• Exercise details
In the data beneath this task, how many lines contain "location"? Answer with the number only.

• Stored data

····················

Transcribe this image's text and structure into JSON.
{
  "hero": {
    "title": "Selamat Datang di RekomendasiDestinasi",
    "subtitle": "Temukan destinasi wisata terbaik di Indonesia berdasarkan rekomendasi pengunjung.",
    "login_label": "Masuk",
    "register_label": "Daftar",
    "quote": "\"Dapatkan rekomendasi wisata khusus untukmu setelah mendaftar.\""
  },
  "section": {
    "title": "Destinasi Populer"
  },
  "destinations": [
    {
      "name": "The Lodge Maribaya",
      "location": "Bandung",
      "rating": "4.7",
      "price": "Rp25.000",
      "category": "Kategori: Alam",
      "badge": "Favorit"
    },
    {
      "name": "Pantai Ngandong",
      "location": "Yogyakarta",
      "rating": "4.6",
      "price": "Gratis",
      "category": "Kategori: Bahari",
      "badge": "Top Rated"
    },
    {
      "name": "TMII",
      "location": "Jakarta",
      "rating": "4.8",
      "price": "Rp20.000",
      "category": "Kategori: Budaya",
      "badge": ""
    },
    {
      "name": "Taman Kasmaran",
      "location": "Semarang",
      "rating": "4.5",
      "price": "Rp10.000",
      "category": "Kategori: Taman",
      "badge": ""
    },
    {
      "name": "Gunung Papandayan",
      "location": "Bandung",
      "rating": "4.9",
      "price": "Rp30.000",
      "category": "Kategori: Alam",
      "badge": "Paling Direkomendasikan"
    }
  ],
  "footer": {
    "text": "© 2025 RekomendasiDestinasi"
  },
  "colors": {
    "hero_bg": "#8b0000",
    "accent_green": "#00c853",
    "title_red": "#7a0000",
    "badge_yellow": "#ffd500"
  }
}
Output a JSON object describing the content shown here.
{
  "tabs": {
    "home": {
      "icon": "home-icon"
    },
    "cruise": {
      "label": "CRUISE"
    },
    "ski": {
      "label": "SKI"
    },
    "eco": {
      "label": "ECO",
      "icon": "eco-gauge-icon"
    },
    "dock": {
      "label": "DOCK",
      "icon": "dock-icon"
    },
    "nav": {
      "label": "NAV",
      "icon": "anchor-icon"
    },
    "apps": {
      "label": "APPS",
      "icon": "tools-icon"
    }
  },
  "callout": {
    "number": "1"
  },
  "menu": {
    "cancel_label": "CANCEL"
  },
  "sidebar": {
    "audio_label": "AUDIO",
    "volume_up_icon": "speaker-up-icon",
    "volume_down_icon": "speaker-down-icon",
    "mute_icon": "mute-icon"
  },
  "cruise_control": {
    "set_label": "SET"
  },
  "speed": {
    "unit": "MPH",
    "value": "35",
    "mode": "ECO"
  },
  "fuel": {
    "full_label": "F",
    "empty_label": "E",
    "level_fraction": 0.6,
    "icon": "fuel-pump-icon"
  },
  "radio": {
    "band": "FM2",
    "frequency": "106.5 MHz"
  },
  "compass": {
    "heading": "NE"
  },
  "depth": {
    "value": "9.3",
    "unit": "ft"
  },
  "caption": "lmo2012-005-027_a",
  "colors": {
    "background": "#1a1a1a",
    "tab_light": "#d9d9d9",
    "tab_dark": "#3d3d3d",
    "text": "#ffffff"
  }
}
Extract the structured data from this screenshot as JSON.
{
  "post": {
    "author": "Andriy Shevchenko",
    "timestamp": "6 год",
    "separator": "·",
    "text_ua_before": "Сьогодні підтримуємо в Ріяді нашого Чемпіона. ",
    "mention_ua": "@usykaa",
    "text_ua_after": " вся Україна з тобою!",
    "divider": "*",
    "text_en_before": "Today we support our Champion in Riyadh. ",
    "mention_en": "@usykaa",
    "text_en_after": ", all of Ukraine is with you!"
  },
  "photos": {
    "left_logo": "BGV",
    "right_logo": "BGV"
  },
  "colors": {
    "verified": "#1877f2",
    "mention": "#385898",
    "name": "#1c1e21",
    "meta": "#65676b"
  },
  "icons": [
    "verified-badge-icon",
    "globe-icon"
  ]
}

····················

• Task output
5